+++ The data +++

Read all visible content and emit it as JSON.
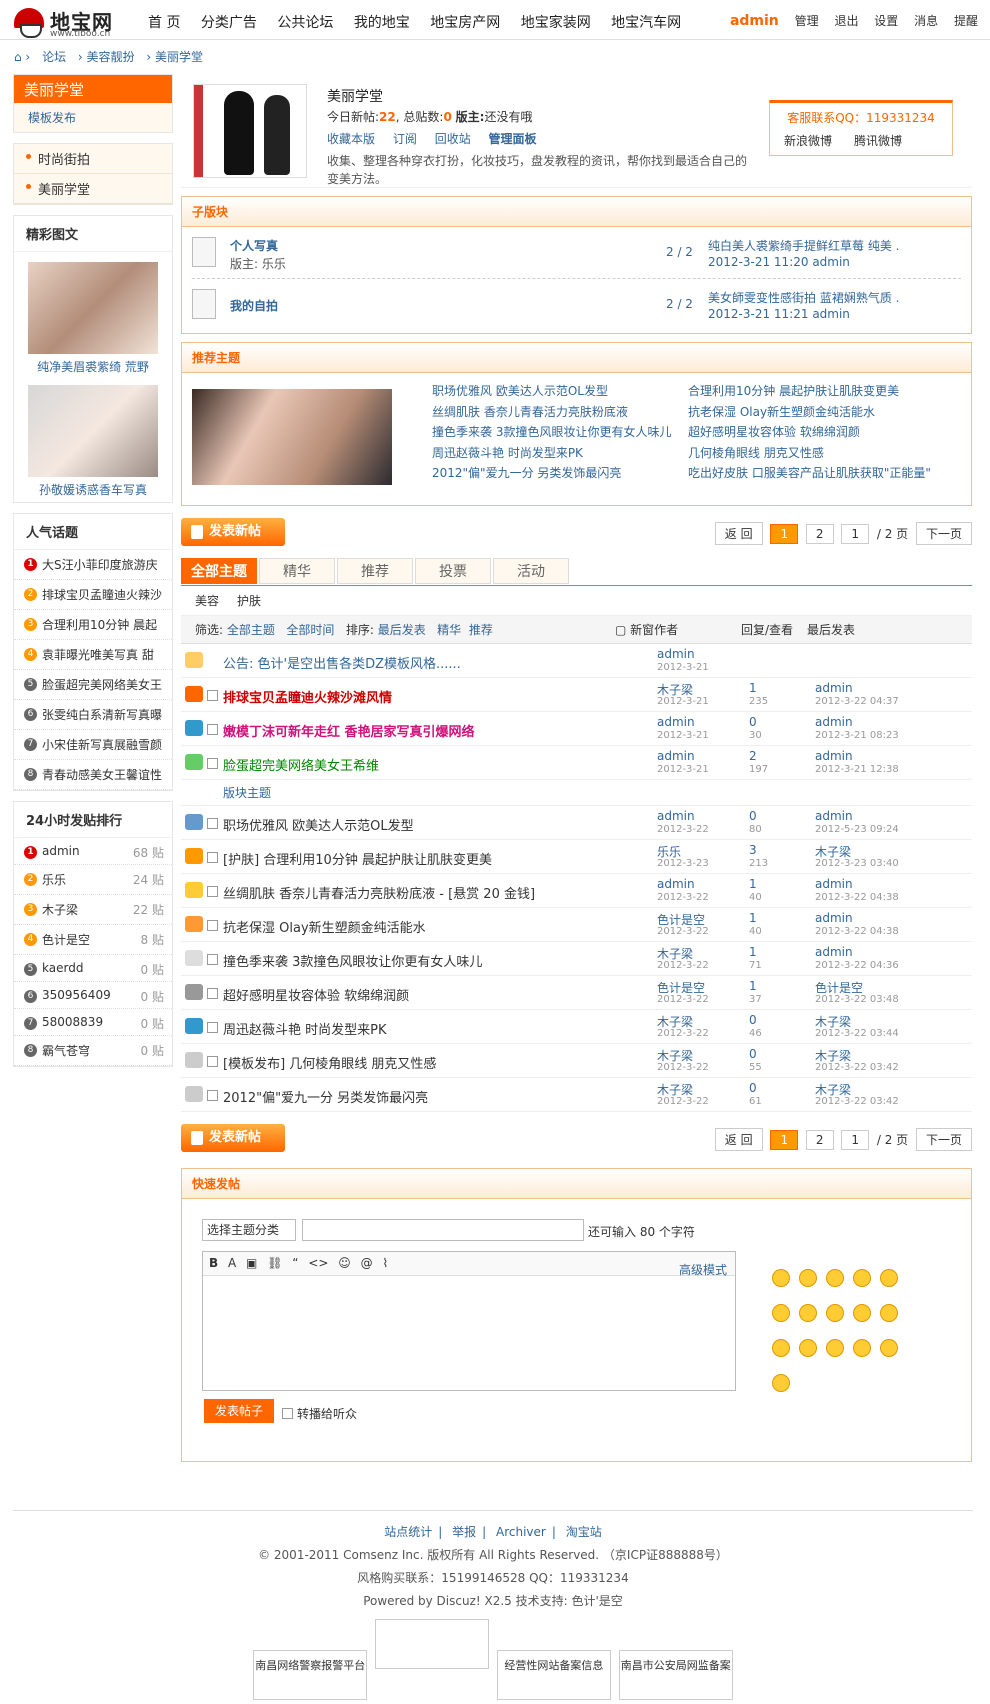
{
  "header": {
    "logo_text": "地宝网",
    "logo_sub": "www.tiboo.cn",
    "nav": [
      "首 页",
      "分类广告",
      "公共论坛",
      "我的地宝",
      "地宝房产网",
      "地宝家装网",
      "地宝汽车网"
    ],
    "user": "admin",
    "admin_links": [
      "管理",
      "退出",
      "设置",
      "消息",
      "提醒"
    ]
  },
  "breadcrumb": [
    "论坛",
    "美容靓扮",
    "美丽学堂"
  ],
  "left": {
    "forum_title": "美丽学堂",
    "forum_sub": "模板发布",
    "menu": [
      "时尚街拍",
      "美丽学堂"
    ],
    "gallery_title": "精彩图文",
    "gallery": [
      "纯净美眉裘紫绮 荒野",
      "孙敬媛诱惑香车写真"
    ],
    "hot_title": "人气话题",
    "hot": [
      "大S汪小菲印度旅游庆",
      "排球宝贝孟瞳迪火辣沙",
      "合理利用10分钟 晨起",
      "袁菲曝光唯美写真 甜",
      "脸蛋超完美网络美女王",
      "张雯纯白系清新写真曝",
      "小宋佳新写真展融雪颜",
      "青春动感美女王馨谊性"
    ],
    "rank_title": "24小时发贴排行",
    "rank": [
      {
        "n": "1",
        "name": "admin",
        "cnt": "68 贴"
      },
      {
        "n": "2",
        "name": "乐乐",
        "cnt": "24 贴"
      },
      {
        "n": "3",
        "name": "木子梁",
        "cnt": "22 贴"
      },
      {
        "n": "4",
        "name": "色计是空",
        "cnt": "8 贴"
      },
      {
        "n": "5",
        "name": "kaerdd",
        "cnt": "0 贴"
      },
      {
        "n": "6",
        "name": "350956409",
        "cnt": "0 贴"
      },
      {
        "n": "7",
        "name": "58008839",
        "cnt": "0 贴"
      },
      {
        "n": "8",
        "name": "霸气苍穹",
        "cnt": "0 贴"
      }
    ]
  },
  "forum": {
    "name": "美丽学堂",
    "today_label": "今日新帖:",
    "today": "22",
    "total_label": ", 总贴数:",
    "total": "0",
    "mod_label": "版主:",
    "mod": "还没有哦",
    "actions": [
      "收藏本版",
      "订阅",
      "回收站",
      "管理面板"
    ],
    "desc": "收集、整理各种穿衣打扮，化妆技巧，盘发教程的资讯，帮你找到最适合自己的变美方法。",
    "qq": "客服联系QQ：119331234",
    "weibo": [
      "新浪微博",
      "腾讯微博"
    ]
  },
  "subforums": {
    "title": "子版块",
    "items": [
      {
        "name": "个人写真",
        "mod": "版主: 乐乐",
        "count": "2 / 2",
        "last": "纯白美人裘紫绮手提鲜红草莓 纯美 ...",
        "lastd": "2012-3-21 11:20 admin"
      },
      {
        "name": "我的自拍",
        "mod": "",
        "count": "2 / 2",
        "last": "美女師雯变性感街拍 蓝裙娴熟气质 ...",
        "lastd": "2012-3-21 11:21 admin"
      }
    ]
  },
  "recommend": {
    "title": "推荐主题",
    "col1": [
      "职场优雅风 欧美达人示范OL发型",
      "丝绸肌肤 香奈儿青春活力亮肤粉底液",
      "撞色季来袭 3款撞色风眼妆让你更有女人味儿",
      "周迅赵薇斗艳 时尚发型来PK",
      "2012\"偏\"爱九一分 另类发饰最闪亮"
    ],
    "col2": [
      "合理利用10分钟 晨起护肤让肌肤变更美",
      "抗老保湿 Olay新生塑颜金纯活能水",
      "超好感明星妆容体验 软绵绵润颜",
      "几何棱角眼线 朋克又性感",
      "吃出好皮肤 口服美容产品让肌肤获取\"正能量\""
    ]
  },
  "toolbar": {
    "post": "发表新帖",
    "pager": [
      "返 回",
      "1",
      "2",
      "1",
      "/ 2 页",
      "下一页"
    ]
  },
  "tabs": [
    "全部主题",
    "精华",
    "推荐",
    "投票",
    "活动"
  ],
  "cats": [
    "美容",
    "护肤"
  ],
  "filter": {
    "text": "筛选:",
    "all": "全部主题",
    "time": "全部时间",
    "sort": "排序:",
    "latest": "最后发表",
    "digest": "精华",
    "rec": "推荐",
    "newwin": "新窗作者",
    "reply": "回复/查看",
    "last": "最后发表"
  },
  "threads": [
    {
      "title": "公告: 色计'是空出售各类DZ模板风格......",
      "cls": "blueb",
      "au": "admin",
      "ad": "2012-3-21",
      "rp": "",
      "vw": "",
      "la": "",
      "ld": "",
      "ic": "#fc6"
    },
    {
      "title": "排球宝贝孟瞳迪火辣沙滩风情",
      "cls": "red",
      "au": "木子梁",
      "ad": "2012-3-21",
      "rp": "1",
      "vw": "235",
      "la": "admin",
      "ld": "2012-3-22 04:37",
      "ic": "#f60"
    },
    {
      "title": "嫩模丁沫可新年走红 香艳居家写真引爆网络",
      "cls": "pink",
      "au": "admin",
      "ad": "2012-3-21",
      "rp": "0",
      "vw": "30",
      "la": "admin",
      "ld": "2012-3-21 08:23",
      "ic": "#39c"
    },
    {
      "title": "脸蛋超完美网络美女王希维",
      "cls": "green",
      "au": "admin",
      "ad": "2012-3-21",
      "rp": "2",
      "vw": "197",
      "la": "admin",
      "ld": "2012-3-21 12:38",
      "ic": "#6c6"
    },
    {
      "title": "职场优雅风 欧美达人示范OL发型",
      "cls": "",
      "au": "admin",
      "ad": "2012-3-22",
      "rp": "0",
      "vw": "80",
      "la": "admin",
      "ld": "2012-5-23 09:24",
      "ic": "#69c"
    },
    {
      "title": "[护肤] 合理利用10分钟 晨起护肤让肌肤变更美",
      "cls": "",
      "au": "乐乐",
      "ad": "2012-3-23",
      "rp": "3",
      "vw": "213",
      "la": "木子梁",
      "ld": "2012-3-23 03:40",
      "ic": "#f90"
    },
    {
      "title": "丝绸肌肤 香奈儿青春活力亮肤粉底液 - [悬赏 20 金钱]",
      "cls": "",
      "au": "admin",
      "ad": "2012-3-22",
      "rp": "1",
      "vw": "40",
      "la": "admin",
      "ld": "2012-3-22 04:38",
      "ic": "#fc3"
    },
    {
      "title": "抗老保湿 Olay新生塑颜金纯活能水",
      "cls": "",
      "au": "色计是空",
      "ad": "2012-3-22",
      "rp": "1",
      "vw": "40",
      "la": "admin",
      "ld": "2012-3-22 04:38",
      "ic": "#f93"
    },
    {
      "title": "撞色季来袭 3款撞色风眼妆让你更有女人味儿",
      "cls": "",
      "au": "木子梁",
      "ad": "2012-3-22",
      "rp": "1",
      "vw": "71",
      "la": "admin",
      "ld": "2012-3-22 04:36",
      "ic": "#ddd"
    },
    {
      "title": "超好感明星妆容体验 软绵绵润颜",
      "cls": "",
      "au": "色计是空",
      "ad": "2012-3-22",
      "rp": "1",
      "vw": "37",
      "la": "色计是空",
      "ld": "2012-3-22 03:48",
      "ic": "#999"
    },
    {
      "title": "周迅赵薇斗艳 时尚发型来PK",
      "cls": "",
      "au": "木子梁",
      "ad": "2012-3-22",
      "rp": "0",
      "vw": "46",
      "la": "木子梁",
      "ld": "2012-3-22 03:44",
      "ic": "#39c"
    },
    {
      "title": "[模板发布] 几何棱角眼线 朋克又性感",
      "cls": "",
      "au": "木子梁",
      "ad": "2012-3-22",
      "rp": "0",
      "vw": "55",
      "la": "木子梁",
      "ld": "2012-3-22 03:42",
      "ic": "#ccc"
    },
    {
      "title": "2012\"偏\"爱九一分 另类发饰最闪亮",
      "cls": "",
      "au": "木子梁",
      "ad": "2012-3-22",
      "rp": "0",
      "vw": "61",
      "la": "木子梁",
      "ld": "2012-3-22 03:42",
      "ic": "#ccc"
    }
  ],
  "section_label": "版块主题",
  "quick": {
    "title": "快速发帖",
    "select": "选择主题分类",
    "limit": "还可输入 80 个字符",
    "adv": "高级模式",
    "submit": "发表帖子",
    "relay": "转播给听众"
  },
  "footer": {
    "links": [
      "站点统计",
      "举报",
      "Archiver",
      "淘宝站"
    ],
    "copy": "© 2001-2011 Comsenz Inc. 版权所有 All Rights Reserved. （京ICP证888888号）",
    "contact": "风格购买联系：15199146528 QQ：119331234",
    "powered": "Powered by Discuz! X2.5  技术支持: 色计'是空",
    "badges": [
      "南昌网络警察报警平台",
      "",
      "经营性网站备案信息",
      "南昌市公安局网监备案"
    ]
  }
}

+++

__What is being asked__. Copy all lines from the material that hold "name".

__Answer space__.
        "name": "admin",
        "name": "乐乐",
        "name": "木子梁",
        "name": "色计是空",
        "name": "kaerdd",
        "name": "350956409",
        "name": "58008839",
        "name": "霸气苍穹",
    "name": "美丽学堂",
        "name": "个人写真",
        "name": "我的自拍",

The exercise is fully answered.